“Almost always the men who achieve these fundamental inventions of a new paradigm have been either very young or very new to the field whose paradigm they change… these are the men who, being little committed by prior practice to the traditional rules of normal science, are particularly likely to see that those rules no longer define a playable game and to conceive another set that can replace them.” (Thomas Kuhn, “The Structure of Scientific Revolutions”. Chapter 8, The Response to Crisis).

Invasive species in nature are, literally, outsiders.  They travel from their native habitats, often hitching a lift from our global transportation, trade and tourism networks, to arrive in an unfamiliar place possibly thousands of miles from home.  In the USA alone, killer bees from Africa via Brazil, kudzu from Japan, hydrilla from China, the gypsy moth from Europe, argentine ants from, well, Argentina are among hundreds of alien species that have become invasive.  Of course the traffic is not all one way. The rosy wolf snail, native to Florida, is now found in nearly all Pacific and Indian Ocean island systems and is classified as one of the world’s 100 most invasive species.

Now, being an outsider is as tough in nature as it is in human societies.  In fact it is estimated that only about one in a thousand alien species become invasive.  And that’s because outsiders face significant obstacles all along the way, including:

  • a long, arduous journey often experienced under inhospitable conditions;

  • an unfamiliar and potentially hostile climate in their new “home”;

  • unfamiliar and potentially poisonous food and energy sources;

  • new predators, competitors, parasites and diseases (eventually).

But they also have three major advantages over the natives whose ecosystems they invade, if they are bold and hardy enough to exploit them.

  • Firstly, they have no co-evolved relationships or affinities with any of the native species and thus have no commitment to the status quo.  They are not bound into the complex web of interactions that lead, over time, to a dynamic but stable ecosystem.

  • Secondly, when invasive species leave their native land they also usually also leave behind their own predators, parasites, competitors and disease vectors.  For a while then they often have no one to protect themselves from and can focus all their energies on offensive, rather than defensive, strategies.

  • Thirdly, the natives often have no defenses against them or the diseases they carry with them.  It’s a reasonable enough assumption that you can’t defend against something of which you have no prior experience, knowledge, or immunity, and in fact experiments have shown that fear of predators in prey animals is a learned behaviour, not an innate one.

In business, as well as in other human pursuits, these advantages translate into “outsider” prescriptions for innovators:

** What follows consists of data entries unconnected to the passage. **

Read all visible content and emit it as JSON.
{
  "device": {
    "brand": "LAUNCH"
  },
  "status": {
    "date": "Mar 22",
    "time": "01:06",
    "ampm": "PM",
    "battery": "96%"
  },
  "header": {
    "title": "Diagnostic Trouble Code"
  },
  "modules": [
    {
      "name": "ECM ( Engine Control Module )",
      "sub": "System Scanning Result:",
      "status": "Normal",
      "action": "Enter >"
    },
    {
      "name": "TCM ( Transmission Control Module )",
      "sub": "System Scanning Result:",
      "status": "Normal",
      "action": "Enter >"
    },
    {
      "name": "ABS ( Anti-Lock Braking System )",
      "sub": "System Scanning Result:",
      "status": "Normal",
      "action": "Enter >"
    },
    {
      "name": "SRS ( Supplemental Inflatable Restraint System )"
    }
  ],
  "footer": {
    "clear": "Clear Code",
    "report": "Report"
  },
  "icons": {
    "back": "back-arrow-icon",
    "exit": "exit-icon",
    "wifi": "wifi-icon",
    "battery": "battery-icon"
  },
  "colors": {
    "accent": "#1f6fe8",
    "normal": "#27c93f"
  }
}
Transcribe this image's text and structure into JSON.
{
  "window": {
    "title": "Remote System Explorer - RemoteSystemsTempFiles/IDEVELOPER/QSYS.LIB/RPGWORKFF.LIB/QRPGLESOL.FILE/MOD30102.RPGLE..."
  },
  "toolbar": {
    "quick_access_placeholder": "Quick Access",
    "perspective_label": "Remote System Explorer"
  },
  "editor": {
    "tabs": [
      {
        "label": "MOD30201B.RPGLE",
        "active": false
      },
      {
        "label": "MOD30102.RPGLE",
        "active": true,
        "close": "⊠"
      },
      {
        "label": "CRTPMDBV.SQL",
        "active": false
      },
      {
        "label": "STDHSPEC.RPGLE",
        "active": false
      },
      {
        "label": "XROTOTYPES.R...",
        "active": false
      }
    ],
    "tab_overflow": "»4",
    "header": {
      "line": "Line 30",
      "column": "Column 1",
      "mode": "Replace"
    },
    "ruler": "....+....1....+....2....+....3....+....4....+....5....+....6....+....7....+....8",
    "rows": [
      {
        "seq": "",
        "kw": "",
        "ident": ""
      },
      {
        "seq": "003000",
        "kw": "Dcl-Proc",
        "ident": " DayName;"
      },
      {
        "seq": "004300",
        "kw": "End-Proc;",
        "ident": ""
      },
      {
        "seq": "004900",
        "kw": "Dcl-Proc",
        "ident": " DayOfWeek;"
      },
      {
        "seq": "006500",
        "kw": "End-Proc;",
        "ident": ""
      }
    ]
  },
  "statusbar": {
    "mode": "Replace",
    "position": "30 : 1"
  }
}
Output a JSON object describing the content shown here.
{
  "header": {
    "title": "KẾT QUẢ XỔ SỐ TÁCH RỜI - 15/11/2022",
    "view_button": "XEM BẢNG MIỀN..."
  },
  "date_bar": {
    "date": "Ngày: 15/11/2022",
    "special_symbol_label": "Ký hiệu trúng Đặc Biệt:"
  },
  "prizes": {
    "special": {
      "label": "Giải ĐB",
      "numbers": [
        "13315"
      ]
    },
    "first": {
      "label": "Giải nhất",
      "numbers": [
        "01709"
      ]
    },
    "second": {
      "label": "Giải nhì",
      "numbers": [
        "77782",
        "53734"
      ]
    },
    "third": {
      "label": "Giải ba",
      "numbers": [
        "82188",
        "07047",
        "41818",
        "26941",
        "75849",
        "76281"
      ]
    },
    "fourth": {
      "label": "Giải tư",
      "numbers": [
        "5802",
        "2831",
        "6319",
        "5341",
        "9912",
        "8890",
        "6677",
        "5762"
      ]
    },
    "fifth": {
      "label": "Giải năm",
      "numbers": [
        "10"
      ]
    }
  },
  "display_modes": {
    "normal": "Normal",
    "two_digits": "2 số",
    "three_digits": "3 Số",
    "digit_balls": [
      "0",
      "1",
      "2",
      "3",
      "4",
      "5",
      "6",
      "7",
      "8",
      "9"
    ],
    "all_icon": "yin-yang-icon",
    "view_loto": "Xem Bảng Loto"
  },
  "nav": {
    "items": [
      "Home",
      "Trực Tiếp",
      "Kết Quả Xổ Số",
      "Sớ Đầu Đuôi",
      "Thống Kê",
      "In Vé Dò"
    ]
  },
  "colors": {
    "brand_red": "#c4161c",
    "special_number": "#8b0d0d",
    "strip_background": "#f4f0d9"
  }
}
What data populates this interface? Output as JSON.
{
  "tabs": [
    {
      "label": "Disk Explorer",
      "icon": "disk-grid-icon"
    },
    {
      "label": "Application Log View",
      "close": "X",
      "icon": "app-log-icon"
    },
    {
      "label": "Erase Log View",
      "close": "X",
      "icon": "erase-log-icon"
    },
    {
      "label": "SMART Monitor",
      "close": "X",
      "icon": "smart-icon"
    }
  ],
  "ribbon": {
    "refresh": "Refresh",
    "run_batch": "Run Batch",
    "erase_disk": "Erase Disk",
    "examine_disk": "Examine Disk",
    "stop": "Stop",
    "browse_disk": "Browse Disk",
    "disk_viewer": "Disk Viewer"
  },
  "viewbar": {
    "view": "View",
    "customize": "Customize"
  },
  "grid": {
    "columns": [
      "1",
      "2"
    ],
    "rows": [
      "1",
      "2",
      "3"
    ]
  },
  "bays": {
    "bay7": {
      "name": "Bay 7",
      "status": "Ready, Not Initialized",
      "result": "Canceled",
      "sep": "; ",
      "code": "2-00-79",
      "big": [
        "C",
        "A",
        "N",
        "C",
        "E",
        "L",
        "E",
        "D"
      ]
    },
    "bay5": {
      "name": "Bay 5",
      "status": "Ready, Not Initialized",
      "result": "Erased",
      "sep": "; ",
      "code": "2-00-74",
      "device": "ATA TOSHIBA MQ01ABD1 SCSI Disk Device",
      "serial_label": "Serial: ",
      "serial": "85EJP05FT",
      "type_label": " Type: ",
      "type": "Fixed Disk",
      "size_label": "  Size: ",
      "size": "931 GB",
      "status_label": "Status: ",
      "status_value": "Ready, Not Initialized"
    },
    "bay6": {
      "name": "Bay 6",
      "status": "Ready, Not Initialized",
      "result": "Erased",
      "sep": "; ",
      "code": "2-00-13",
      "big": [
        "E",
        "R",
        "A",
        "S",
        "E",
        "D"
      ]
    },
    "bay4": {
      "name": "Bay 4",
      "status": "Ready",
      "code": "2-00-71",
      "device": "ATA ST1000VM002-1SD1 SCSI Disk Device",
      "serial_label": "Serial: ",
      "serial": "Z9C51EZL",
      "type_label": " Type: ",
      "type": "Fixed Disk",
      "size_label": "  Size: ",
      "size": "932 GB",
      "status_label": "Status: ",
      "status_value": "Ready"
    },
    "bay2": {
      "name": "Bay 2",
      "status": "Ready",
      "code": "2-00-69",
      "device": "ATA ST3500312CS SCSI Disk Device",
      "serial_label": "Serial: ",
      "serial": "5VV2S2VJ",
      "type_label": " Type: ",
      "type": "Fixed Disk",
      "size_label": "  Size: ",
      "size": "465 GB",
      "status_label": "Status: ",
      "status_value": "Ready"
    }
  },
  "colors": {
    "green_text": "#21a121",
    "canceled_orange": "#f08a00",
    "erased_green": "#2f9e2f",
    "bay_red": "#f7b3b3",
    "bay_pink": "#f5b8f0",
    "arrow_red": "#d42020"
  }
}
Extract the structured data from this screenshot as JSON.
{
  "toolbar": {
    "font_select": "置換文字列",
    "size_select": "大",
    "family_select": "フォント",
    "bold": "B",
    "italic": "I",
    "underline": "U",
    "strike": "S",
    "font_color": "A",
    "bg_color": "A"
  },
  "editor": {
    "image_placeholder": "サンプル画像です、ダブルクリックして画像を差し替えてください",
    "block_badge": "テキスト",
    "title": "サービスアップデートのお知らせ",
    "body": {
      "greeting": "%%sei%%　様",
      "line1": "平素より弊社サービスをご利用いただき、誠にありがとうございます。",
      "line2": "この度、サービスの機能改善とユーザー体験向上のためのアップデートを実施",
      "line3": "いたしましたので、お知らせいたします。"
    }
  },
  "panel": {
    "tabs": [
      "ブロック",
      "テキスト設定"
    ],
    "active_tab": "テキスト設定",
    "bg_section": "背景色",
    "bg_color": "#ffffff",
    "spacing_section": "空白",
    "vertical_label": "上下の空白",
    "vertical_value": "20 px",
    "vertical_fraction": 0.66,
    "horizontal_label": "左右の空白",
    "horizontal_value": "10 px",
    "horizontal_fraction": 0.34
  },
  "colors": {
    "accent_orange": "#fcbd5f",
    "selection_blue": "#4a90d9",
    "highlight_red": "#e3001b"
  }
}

  • Challenge the status quo and orthodoxies that exist in your company and industry to find its blind-spots.  Often the greatest opportunities for innovation exist precisely in those areas where no one’s looking;

  • Refocus on competing with the new rather than protecting the old.  No one’s job should be protection. Everyone’s job should be improvement, addition or replacement;

  • Be informed and be prepared.  The chances are that the greatest threat to your long term success will come not from the usual suspects but from something small and not very threatening.  Yet.

About all of which, more to come…